Political check and countercheck is a fundamental procedure in all phases of civil and military life in the Soviet Union. In the Red Army an organization of political instructors exists, formerly called "Military Commissars" but now called "Assistant Commanders for Political Affairs," whose duties include the creation and maintenance of morale. These assistant commanders and other political workers have the same title and ranks as all other Red Army officers of equivalent ranks and are responsible
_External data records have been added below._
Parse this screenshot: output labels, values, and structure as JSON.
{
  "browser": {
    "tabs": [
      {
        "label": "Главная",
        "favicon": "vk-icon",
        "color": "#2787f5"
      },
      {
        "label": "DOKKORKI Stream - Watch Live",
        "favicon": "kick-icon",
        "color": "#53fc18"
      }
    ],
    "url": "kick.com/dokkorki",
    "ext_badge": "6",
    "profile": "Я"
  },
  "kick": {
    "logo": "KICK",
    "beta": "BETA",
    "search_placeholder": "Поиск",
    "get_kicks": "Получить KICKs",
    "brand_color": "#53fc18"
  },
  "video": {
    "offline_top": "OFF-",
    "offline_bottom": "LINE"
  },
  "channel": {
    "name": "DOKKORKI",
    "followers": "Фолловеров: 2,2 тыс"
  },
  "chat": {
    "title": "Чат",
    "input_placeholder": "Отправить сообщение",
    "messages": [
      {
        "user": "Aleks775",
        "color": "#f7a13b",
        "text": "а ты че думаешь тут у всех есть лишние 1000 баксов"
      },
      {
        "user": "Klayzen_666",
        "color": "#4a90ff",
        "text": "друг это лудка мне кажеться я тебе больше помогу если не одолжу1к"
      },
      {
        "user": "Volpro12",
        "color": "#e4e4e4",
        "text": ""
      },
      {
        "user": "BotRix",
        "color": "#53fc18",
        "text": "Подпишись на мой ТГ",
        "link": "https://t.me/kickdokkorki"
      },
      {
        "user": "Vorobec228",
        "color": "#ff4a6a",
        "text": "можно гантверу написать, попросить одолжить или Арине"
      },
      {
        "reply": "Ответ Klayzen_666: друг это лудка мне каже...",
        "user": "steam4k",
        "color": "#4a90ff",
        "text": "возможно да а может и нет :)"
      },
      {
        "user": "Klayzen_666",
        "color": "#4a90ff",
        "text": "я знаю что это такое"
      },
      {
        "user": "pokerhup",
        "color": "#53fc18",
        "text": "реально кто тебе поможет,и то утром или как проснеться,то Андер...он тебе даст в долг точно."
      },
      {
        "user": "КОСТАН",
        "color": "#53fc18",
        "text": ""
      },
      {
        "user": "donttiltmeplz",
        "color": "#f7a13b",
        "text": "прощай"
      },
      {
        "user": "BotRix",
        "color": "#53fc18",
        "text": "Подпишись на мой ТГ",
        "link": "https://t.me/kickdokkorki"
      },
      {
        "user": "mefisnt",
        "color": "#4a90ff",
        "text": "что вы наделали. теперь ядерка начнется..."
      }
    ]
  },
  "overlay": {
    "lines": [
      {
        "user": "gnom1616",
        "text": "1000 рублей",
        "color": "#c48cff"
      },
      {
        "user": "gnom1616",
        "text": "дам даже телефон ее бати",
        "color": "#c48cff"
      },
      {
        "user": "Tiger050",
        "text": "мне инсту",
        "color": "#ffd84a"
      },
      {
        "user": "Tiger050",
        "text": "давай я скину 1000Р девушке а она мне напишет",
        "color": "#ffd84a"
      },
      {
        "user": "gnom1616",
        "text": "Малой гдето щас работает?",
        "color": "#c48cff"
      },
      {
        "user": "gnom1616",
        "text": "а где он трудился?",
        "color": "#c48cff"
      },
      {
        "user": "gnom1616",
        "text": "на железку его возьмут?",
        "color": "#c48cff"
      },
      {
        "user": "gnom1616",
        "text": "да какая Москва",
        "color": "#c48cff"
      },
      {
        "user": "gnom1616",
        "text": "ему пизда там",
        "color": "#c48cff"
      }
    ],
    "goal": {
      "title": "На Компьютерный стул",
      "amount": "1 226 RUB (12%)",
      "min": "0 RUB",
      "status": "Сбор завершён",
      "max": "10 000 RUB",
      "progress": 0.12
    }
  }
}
to (1) the political administration of the Commissariat of Defense and (2) the Propaganda Administration. 19. GREAT BRITAIN The British Army runs on the theory that esprit de corps is best created by a spirit of teamwork and "playing the game." In this system, the commanding officer of each unit represents the team captain, and, as such, is personally responsible for the maintenance of team spirit among his men. In return for his leadership, the men are expected to obey his orders and stand by his decisions with unwavering loyalty. Training in teamwork begins on the playing fields of the British schools. It is carried on in the army through competitive athletics. The commanding officer is assisted in his morale work by the Army Welfare and Education Department, which has charge of the recreational and educational activities of the men. Mass political indoctrination and educational propaganda, both of which are alien to the British democratic idea, have been avoided almost entirely. In connection with army morale, an outstanding characteristic of the British is the freedom with which they criticize themselves. Before the war, and even up until the fall of France, esprit de corps was not considered a problem requiring study and action. Instead, courageous military spirit and high morale were taken for granted as the fundamental attributes of their armed forces. After the Battle of France, however, and even more after the fall of Singapore, extensive criticism of military conduct arose both within and without the Army and might have had serious consequences on morale. Instead of suppressing such criticism, the British High Command accepted it,



and set out to rejuvenate its policies. The first steps were to set up an investigation of "dead wood" in positions of high command, to increase emphasis on individual ability and technical training in the selection of officers, and to step up the process of mechanization throughout the entire army. These changes have resulted in a more aggressive attitude, higher morale, and improved combat efficiency throughout the British Army.